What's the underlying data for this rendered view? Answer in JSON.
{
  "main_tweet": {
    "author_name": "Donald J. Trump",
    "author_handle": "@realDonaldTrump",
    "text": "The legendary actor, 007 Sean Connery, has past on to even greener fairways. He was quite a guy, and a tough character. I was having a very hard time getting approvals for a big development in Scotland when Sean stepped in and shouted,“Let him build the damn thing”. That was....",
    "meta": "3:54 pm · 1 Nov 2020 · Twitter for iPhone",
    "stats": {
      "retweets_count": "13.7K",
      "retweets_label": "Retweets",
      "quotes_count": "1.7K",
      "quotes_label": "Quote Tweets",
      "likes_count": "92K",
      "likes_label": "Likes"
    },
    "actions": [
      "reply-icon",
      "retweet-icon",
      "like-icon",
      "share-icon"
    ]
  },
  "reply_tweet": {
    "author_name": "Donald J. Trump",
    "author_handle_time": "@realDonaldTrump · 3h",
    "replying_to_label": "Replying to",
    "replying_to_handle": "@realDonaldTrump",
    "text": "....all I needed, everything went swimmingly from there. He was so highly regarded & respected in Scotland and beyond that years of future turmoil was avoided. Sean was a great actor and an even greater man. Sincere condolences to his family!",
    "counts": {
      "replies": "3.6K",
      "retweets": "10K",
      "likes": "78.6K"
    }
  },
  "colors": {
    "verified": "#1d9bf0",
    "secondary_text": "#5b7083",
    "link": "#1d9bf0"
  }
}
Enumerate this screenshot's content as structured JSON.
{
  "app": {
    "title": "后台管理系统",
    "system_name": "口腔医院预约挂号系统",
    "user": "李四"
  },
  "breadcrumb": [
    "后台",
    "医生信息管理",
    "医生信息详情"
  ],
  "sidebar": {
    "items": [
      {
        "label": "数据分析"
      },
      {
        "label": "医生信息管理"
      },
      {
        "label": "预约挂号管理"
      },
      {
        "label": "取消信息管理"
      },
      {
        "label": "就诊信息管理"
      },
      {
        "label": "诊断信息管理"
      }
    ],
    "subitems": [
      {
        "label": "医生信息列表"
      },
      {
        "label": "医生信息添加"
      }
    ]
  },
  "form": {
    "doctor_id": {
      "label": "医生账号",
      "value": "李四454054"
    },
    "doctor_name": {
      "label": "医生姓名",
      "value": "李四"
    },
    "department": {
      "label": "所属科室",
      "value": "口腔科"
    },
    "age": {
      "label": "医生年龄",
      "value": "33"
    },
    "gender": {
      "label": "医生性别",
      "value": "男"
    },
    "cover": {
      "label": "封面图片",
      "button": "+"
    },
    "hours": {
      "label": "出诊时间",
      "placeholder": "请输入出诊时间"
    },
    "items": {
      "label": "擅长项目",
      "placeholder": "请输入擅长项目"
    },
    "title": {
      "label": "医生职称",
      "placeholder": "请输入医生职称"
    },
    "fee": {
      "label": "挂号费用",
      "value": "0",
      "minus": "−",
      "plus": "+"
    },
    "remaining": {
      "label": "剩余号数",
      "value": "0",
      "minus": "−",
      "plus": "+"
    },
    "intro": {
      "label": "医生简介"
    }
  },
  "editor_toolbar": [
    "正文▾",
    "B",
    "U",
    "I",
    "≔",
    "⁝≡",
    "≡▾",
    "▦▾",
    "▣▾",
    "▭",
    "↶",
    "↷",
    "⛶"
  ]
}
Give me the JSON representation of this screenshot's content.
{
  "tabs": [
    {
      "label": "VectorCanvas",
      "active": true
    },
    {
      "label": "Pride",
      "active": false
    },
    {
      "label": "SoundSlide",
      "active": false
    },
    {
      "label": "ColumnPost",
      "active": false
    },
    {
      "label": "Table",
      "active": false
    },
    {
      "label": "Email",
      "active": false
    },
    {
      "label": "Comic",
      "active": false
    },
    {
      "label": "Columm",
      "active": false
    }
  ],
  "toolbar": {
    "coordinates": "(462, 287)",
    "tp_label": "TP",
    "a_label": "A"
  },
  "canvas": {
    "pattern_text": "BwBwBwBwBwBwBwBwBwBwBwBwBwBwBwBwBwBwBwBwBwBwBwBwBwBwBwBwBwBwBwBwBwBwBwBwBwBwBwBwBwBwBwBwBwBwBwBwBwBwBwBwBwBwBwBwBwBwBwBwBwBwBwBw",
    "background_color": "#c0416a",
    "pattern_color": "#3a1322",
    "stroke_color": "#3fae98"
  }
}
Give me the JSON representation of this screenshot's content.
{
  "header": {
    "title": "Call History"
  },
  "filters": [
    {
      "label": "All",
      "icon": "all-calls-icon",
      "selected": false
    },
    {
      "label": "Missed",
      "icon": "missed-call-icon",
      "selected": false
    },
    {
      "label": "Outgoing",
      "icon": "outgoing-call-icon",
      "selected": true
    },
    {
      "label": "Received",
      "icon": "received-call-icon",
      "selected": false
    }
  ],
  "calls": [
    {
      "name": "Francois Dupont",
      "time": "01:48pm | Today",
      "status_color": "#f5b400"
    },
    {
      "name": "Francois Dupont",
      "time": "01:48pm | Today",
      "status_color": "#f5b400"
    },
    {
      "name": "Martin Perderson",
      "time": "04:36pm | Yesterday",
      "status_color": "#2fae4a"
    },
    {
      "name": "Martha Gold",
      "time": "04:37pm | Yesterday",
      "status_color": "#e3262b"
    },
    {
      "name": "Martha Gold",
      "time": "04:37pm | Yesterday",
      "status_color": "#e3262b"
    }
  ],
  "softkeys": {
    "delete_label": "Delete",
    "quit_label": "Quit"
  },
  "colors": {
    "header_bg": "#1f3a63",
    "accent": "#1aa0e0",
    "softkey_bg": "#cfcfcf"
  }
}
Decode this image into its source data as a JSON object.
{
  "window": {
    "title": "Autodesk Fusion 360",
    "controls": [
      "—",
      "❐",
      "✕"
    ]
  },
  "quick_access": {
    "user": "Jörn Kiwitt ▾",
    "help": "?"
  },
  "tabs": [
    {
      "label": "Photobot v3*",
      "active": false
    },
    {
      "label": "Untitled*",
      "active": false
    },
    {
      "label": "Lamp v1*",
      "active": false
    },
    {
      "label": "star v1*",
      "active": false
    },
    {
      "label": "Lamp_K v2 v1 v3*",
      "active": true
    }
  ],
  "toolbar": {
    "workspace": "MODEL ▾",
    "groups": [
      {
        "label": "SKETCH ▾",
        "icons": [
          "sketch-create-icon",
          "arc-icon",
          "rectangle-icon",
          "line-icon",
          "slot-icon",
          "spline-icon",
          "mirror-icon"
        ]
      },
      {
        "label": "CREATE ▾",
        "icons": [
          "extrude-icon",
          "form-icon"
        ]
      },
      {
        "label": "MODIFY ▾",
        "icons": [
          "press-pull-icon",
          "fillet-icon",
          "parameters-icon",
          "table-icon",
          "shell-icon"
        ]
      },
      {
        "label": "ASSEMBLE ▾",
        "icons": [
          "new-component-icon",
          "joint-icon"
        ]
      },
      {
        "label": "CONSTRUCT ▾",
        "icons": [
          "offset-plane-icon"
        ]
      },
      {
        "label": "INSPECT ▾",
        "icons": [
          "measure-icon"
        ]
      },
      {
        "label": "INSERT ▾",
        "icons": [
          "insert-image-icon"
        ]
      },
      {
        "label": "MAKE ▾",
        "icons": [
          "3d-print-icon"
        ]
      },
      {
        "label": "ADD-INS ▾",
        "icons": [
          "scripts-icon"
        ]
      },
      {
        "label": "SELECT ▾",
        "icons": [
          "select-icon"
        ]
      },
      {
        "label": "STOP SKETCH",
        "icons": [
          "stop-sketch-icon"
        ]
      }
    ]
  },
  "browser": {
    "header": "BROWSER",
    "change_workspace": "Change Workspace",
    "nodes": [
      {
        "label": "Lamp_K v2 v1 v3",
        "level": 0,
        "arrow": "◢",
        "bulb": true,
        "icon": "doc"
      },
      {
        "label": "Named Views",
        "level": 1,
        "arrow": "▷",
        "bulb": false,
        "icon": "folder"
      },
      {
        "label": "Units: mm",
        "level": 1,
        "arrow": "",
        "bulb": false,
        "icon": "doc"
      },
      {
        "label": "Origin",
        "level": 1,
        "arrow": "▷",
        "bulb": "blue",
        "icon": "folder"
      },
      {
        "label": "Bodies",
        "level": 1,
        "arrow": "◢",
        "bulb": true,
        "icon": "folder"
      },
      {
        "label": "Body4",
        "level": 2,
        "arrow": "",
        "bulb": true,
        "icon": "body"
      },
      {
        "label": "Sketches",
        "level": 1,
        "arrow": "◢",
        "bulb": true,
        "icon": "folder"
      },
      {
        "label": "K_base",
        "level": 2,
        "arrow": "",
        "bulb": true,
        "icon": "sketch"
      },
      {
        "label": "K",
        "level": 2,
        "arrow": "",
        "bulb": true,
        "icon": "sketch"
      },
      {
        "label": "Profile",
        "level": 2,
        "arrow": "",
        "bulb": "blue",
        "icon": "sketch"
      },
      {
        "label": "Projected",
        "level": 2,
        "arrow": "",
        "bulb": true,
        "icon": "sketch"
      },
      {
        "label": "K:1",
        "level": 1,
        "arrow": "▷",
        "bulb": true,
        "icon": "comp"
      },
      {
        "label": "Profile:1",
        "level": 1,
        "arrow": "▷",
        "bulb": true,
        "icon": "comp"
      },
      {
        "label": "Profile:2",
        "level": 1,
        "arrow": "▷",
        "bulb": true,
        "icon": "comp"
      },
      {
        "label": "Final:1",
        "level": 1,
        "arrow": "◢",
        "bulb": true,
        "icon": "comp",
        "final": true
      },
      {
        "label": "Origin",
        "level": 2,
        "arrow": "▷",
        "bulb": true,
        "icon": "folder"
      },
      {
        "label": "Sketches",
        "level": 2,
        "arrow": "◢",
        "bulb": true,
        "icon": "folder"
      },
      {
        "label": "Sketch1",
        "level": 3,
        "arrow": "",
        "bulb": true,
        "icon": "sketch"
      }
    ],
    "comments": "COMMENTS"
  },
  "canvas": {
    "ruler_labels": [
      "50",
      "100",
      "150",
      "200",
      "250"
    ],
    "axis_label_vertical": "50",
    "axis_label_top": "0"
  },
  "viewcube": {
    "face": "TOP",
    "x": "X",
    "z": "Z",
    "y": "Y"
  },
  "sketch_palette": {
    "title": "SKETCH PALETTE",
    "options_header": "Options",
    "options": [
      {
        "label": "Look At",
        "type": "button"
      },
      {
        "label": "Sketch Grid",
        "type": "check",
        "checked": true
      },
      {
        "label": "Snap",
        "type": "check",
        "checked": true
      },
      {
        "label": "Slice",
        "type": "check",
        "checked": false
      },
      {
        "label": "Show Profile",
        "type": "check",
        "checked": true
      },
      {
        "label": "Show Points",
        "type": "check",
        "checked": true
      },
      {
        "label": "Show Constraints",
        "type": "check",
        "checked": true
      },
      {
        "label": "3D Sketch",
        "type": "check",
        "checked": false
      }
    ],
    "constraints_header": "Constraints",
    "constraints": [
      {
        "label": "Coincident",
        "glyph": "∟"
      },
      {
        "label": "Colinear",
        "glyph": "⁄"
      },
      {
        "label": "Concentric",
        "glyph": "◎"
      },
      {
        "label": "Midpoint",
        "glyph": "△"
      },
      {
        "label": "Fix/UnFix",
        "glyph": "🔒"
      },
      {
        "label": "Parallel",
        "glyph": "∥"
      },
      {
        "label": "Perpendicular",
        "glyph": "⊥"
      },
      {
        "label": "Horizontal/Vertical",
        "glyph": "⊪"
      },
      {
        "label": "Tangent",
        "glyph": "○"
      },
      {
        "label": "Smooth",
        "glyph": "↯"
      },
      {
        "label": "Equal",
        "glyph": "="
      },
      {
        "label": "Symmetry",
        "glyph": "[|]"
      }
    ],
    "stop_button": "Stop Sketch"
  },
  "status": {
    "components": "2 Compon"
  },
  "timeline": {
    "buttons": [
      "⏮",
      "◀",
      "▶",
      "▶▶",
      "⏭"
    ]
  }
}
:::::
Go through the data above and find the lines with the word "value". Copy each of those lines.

Reply to the task:
      "value": "李四454054"
      "value": "李四"
      "value": "口腔科"
      "value": "33"
      "value": "男"
      "value": "0",
      "value": "0",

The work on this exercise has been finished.